(Beginning of Stored data)

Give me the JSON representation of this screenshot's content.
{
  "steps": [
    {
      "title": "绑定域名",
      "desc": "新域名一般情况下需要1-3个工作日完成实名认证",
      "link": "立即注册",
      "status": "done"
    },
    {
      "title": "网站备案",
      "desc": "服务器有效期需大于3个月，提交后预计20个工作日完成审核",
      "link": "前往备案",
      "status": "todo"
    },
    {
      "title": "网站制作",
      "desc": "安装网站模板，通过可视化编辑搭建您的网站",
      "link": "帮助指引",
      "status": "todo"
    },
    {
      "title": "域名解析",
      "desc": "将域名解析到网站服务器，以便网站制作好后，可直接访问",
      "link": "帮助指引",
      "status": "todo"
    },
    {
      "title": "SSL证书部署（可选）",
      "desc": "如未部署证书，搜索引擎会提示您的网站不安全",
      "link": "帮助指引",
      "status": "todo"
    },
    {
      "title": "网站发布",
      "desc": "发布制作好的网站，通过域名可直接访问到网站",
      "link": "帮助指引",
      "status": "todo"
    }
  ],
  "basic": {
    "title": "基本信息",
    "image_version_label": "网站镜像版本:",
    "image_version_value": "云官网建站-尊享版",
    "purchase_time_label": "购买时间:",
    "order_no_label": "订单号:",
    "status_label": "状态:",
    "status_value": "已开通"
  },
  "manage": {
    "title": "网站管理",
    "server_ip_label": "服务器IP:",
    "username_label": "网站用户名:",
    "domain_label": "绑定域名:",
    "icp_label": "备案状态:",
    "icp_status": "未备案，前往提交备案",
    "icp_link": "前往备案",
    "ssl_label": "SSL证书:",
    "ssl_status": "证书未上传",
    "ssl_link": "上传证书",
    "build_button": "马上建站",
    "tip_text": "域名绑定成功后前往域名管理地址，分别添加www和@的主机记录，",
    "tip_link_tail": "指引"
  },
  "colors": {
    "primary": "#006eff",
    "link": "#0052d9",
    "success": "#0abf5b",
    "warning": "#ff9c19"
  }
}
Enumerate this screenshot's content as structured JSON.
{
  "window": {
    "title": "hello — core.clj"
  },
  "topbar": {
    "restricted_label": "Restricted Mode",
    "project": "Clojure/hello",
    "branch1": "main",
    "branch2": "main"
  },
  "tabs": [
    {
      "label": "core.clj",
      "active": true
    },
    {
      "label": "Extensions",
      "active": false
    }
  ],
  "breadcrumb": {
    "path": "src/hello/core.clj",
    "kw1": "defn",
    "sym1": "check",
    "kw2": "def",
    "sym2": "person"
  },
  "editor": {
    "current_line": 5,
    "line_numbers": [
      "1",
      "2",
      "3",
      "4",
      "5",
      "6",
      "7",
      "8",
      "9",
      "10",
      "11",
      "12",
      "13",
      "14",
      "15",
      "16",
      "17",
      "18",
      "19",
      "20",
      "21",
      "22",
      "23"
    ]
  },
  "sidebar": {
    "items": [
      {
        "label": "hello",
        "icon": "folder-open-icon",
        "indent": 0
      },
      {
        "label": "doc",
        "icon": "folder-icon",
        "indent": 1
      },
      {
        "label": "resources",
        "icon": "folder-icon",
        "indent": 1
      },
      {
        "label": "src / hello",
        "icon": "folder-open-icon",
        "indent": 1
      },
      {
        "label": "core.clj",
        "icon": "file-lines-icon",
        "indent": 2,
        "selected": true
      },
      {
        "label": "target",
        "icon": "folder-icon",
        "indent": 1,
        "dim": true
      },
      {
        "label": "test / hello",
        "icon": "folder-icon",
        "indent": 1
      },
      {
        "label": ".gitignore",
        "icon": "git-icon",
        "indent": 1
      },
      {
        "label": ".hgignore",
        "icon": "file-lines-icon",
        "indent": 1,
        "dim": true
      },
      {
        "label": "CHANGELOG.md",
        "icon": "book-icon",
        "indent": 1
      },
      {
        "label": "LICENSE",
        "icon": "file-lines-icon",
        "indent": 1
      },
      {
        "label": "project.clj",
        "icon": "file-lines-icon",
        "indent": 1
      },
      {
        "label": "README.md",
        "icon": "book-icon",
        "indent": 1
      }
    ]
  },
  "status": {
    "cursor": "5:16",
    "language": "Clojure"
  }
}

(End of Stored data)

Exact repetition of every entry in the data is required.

**Written solution**
Give me the JSON representation of this screenshot's content.
{
  "steps": [
    {
      "title": "绑定域名",
      "desc": "新域名一般情况下需要1-3个工作日完成实名认证",
      "link": "立即注册",
      "status": "done"
    },
    {
      "title": "网站备案",
      "desc": "服务器有效期需大于3个月，提交后预计20个工作日完成审核",
      "link": "前往备案",
      "status": "todo"
    },
    {
      "title": "网站制作",
      "desc": "安装网站模板，通过可视化编辑搭建您的网站",
      "link": "帮助指引",
      "status": "todo"
    },
    {
      "title": "域名解析",
      "desc": "将域名解析到网站服务器，以便网站制作好后，可直接访问",
      "link": "帮助指引",
      "status": "todo"
    },
    {
      "title": "SSL证书部署（可选）",
      "desc": "如未部署证书，搜索引擎会提示您的网站不安全",
      "link": "帮助指引",
      "status": "todo"
    },
    {
      "title": "网站发布",
      "desc": "发布制作好的网站，通过域名可直接访问到网站",
      "link": "帮助指引",
      "status": "todo"
    }
  ],
  "basic": {
    "title": "基本信息",
    "image_version_label": "网站镜像版本:",
    "image_version_value": "云官网建站-尊享版",
    "purchase_time_label": "购买时间:",
    "order_no_label": "订单号:",
    "status_label": "状态:",
    "status_value": "已开通"
  },
  "manage": {
    "title": "网站管理",
    "server_ip_label": "服务器IP:",
    "username_label": "网站用户名:",
    "domain_label": "绑定域名:",
    "icp_label": "备案状态:",
    "icp_status": "未备案，前往提交备案",
    "icp_link": "前往备案",
    "ssl_label": "SSL证书:",
    "ssl_status": "证书未上传",
    "ssl_link": "上传证书",
    "build_button": "马上建站",
    "tip_text": "域名绑定成功后前往域名管理地址，分别添加www和@的主机记录，",
    "tip_link_tail": "指引"
  },
  "colors": {
    "primary": "#006eff",
    "link": "#0052d9",
    "success": "#0abf5b",
    "warning": "#ff9c19"
  }
}
Enumerate this screenshot's content as structured JSON.
{
  "window": {
    "title": "hello — core.clj"
  },
  "topbar": {
    "restricted_label": "Restricted Mode",
    "project": "Clojure/hello",
    "branch1": "main",
    "branch2": "main"
  },
  "tabs": [
    {
      "label": "core.clj",
      "active": true
    },
    {
      "label": "Extensions",
      "active": false
    }
  ],
  "breadcrumb": {
    "path": "src/hello/core.clj",
    "kw1": "defn",
    "sym1": "check",
    "kw2": "def",
    "sym2": "person"
  },
  "editor": {
    "current_line": 5,
    "line_numbers": [
      "1",
      "2",
      "3",
      "4",
      "5",
      "6",
      "7",
      "8",
      "9",
      "10",
      "11",
      "12",
      "13",
      "14",
      "15",
      "16",
      "17",
      "18",
      "19",
      "20",
      "21",
      "22",
      "23"
    ]
  },
  "sidebar": {
    "items": [
      {
        "label": "hello",
        "icon": "folder-open-icon",
        "indent": 0
      },
      {
        "label": "doc",
        "icon": "folder-icon",
        "indent": 1
      },
      {
        "label": "resources",
        "icon": "folder-icon",
        "indent": 1
      },
      {
        "label": "src / hello",
        "icon": "folder-open-icon",
        "indent": 1
      },
      {
        "label": "core.clj",
        "icon": "file-lines-icon",
        "indent": 2,
        "selected": true
      },
      {
        "label": "target",
        "icon": "folder-icon",
        "indent": 1,
        "dim": true
      },
      {
        "label": "test / hello",
        "icon": "folder-icon",
        "indent": 1
      },
      {
        "label": ".gitignore",
        "icon": "git-icon",
        "indent": 1
      },
      {
        "label": ".hgignore",
        "icon": "file-lines-icon",
        "indent": 1,
        "dim": true
      },
      {
        "label": "CHANGELOG.md",
        "icon": "book-icon",
        "indent": 1
      },
      {
        "label": "LICENSE",
        "icon": "file-lines-icon",
        "indent": 1
      },
      {
        "label": "project.clj",
        "icon": "file-lines-icon",
        "indent": 1
      },
      {
        "label": "README.md",
        "icon": "book-icon",
        "indent": 1
      }
    ]
  },
  "status": {
    "cursor": "5:16",
    "language": "Clojure"
  }
}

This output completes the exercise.